The global nuclear industry has for decades used sites like Stonehenge to justify designs for long-term markers to be placed over nuclear waste repositories to ensure they are not violated in distant, imagined futures. Alternative proposals propose a variety of aesthetic installations as alternative ways of marking the contaminated landscapes under construction. Moving back and forth between the proposals rooted in cultural heritage thinking, and those aligned with art worlds, this talk questions how both imagine human intentions as singularly effective in structuring place over spans of thousands of years.

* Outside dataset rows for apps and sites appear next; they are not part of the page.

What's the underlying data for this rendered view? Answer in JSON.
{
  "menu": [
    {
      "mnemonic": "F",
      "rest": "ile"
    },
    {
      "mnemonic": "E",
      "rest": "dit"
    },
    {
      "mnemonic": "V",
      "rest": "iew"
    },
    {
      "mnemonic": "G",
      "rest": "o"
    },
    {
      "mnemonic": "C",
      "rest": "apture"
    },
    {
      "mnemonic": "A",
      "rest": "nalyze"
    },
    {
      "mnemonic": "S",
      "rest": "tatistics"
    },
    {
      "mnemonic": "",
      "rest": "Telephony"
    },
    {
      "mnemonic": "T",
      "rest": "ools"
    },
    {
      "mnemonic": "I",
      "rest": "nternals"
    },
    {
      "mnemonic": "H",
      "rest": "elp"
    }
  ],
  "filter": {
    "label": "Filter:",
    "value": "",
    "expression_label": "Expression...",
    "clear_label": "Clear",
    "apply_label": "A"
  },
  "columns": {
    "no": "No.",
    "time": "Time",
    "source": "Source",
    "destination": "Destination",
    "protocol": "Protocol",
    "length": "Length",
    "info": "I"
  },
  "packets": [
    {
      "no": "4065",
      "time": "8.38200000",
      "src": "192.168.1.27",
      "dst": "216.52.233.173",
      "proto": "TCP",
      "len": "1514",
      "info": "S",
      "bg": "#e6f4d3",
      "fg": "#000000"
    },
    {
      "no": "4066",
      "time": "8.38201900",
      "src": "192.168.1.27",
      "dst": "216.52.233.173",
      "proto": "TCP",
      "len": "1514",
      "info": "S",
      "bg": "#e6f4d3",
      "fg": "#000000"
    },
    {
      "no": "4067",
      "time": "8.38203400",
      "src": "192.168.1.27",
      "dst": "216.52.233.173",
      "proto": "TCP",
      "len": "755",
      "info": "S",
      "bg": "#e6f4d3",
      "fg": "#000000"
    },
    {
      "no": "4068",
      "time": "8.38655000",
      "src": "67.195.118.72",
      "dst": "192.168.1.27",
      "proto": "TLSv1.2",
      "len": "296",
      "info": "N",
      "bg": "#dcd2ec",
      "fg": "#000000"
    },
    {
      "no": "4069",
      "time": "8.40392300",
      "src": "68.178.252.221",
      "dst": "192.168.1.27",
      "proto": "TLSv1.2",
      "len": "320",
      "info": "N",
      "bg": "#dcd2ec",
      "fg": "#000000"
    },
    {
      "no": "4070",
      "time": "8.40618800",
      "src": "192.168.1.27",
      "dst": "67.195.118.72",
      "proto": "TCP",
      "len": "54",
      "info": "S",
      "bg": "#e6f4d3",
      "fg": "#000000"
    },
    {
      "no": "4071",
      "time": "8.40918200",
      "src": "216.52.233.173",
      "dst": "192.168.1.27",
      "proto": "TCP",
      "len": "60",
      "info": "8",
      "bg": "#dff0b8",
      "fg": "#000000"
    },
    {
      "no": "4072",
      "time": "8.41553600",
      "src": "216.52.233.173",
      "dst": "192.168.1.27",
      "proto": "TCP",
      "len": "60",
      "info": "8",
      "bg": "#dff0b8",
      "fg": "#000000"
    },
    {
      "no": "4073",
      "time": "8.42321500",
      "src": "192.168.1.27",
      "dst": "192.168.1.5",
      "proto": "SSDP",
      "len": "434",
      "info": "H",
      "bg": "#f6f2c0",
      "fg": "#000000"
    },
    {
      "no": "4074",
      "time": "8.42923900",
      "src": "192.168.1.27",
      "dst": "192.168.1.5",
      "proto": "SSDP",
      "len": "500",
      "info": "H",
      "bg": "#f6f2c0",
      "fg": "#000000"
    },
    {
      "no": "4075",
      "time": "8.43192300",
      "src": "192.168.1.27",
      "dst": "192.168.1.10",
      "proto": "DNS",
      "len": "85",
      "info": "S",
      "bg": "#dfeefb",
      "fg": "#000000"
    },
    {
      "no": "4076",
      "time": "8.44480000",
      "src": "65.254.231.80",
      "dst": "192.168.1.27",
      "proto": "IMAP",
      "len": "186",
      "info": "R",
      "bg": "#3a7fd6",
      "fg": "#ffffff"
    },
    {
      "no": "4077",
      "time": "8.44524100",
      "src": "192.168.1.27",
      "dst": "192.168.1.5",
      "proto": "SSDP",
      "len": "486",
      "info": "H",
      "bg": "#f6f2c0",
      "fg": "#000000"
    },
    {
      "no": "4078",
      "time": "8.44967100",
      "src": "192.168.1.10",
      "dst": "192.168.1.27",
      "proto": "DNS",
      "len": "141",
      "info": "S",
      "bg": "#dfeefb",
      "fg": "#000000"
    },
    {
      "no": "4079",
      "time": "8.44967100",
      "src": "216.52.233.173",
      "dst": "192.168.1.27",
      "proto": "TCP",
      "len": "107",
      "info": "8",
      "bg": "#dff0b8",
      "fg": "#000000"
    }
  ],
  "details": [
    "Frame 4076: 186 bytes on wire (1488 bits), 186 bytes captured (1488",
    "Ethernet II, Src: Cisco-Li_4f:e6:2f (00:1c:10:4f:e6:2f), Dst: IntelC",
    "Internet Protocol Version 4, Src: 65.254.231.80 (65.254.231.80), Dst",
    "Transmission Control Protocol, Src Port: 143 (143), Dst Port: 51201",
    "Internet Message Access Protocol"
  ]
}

On the 9th of October, the Environmental Humanities Center visited COVRA, a nuclear waste management facility. Ruby de Vos, PhD Candidate at the University of Groningen tells us all about her experience of this unique excursion.

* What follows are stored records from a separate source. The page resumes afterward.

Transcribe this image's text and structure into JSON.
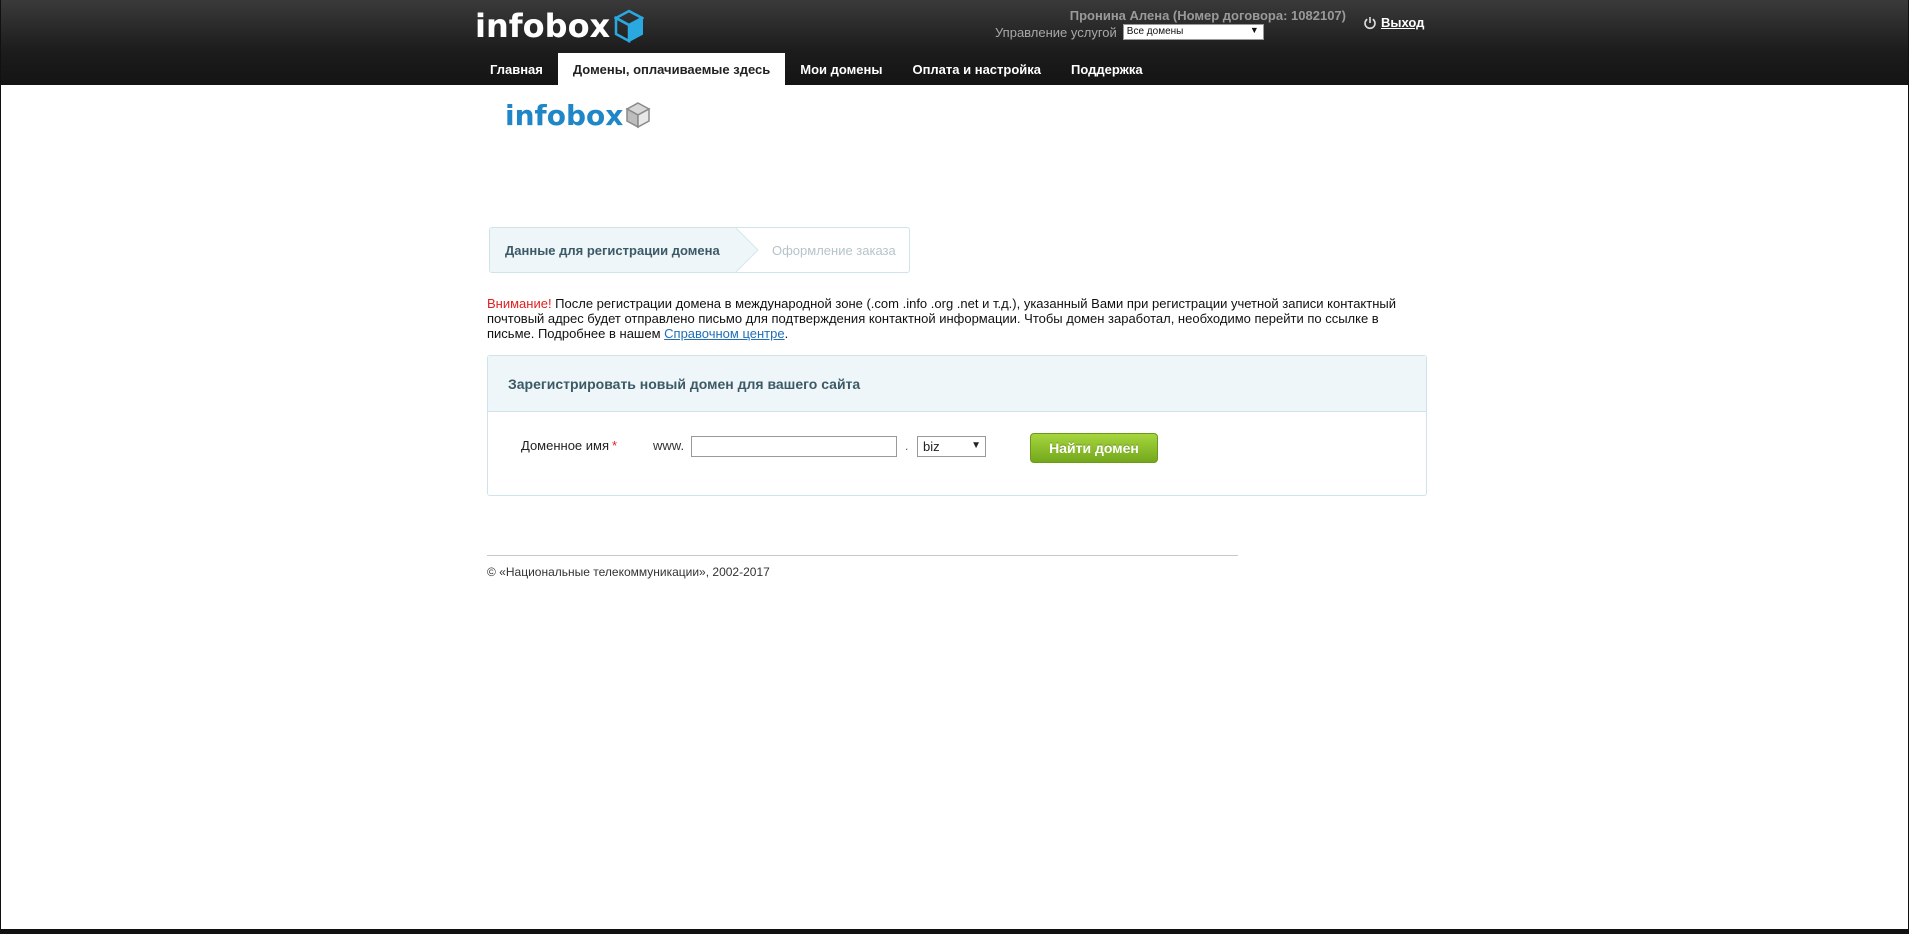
{
  "header": {
    "logo_text": "infobox",
    "user_info": "Пронина Алена (Номер договора: 1082107)",
    "services_label": "Управление услугой",
    "services_select_value": "Все домены",
    "logout_label": "Выход"
  },
  "nav": {
    "items": [
      {
        "label": "Главная"
      },
      {
        "label": "Домены, оплачиваемые здесь",
        "active": true
      },
      {
        "label": "Мои домены"
      },
      {
        "label": "Оплата и настройка"
      },
      {
        "label": "Поддержка"
      }
    ]
  },
  "content": {
    "logo_text": "infobox",
    "steps": {
      "step1": "Данные для регистрации домена",
      "step2": "Оформление заказа"
    },
    "notice": {
      "warning_word": "Внимание!",
      "text": " После регистрации домена в международной зоне (.com .info .org .net и т.д.), указанный Вами при регистрации учетной записи контактный почтовый адрес будет отправлено письмо для подтверждения контактной информации. Чтобы домен заработал, необходимо перейти по ссылке в письме. Подробнее в нашем ",
      "link_text": "Справочном центре",
      "tail": "."
    },
    "panel": {
      "title": "Зарегистрировать новый домен для вашего сайта",
      "field_label": "Доменное имя",
      "required_mark": "*",
      "prefix": "www.",
      "domain_value": "",
      "dot": ".",
      "tld_value": "biz",
      "button_label": "Найти домен"
    }
  },
  "footer": {
    "copyright": "© «Национальные телекоммуникации», 2002-2017"
  },
  "colors": {
    "brand_blue": "#1f86c7",
    "accent_green": "#8cc02c",
    "warning_red": "#e02020"
  }
}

How did artists, writers, film makers, and activists respond to the bombings of Hiroshima and Nagasaki and their aftermath, and how do they relate to nuclear issues today? After Hiroshima highlights some of the different responses to these questions by bringing together film screenings, performances, lectures, visual art, and even a ‘nuclear game.’ The event takes place across the city center of Groningen from 7-13 September 2019.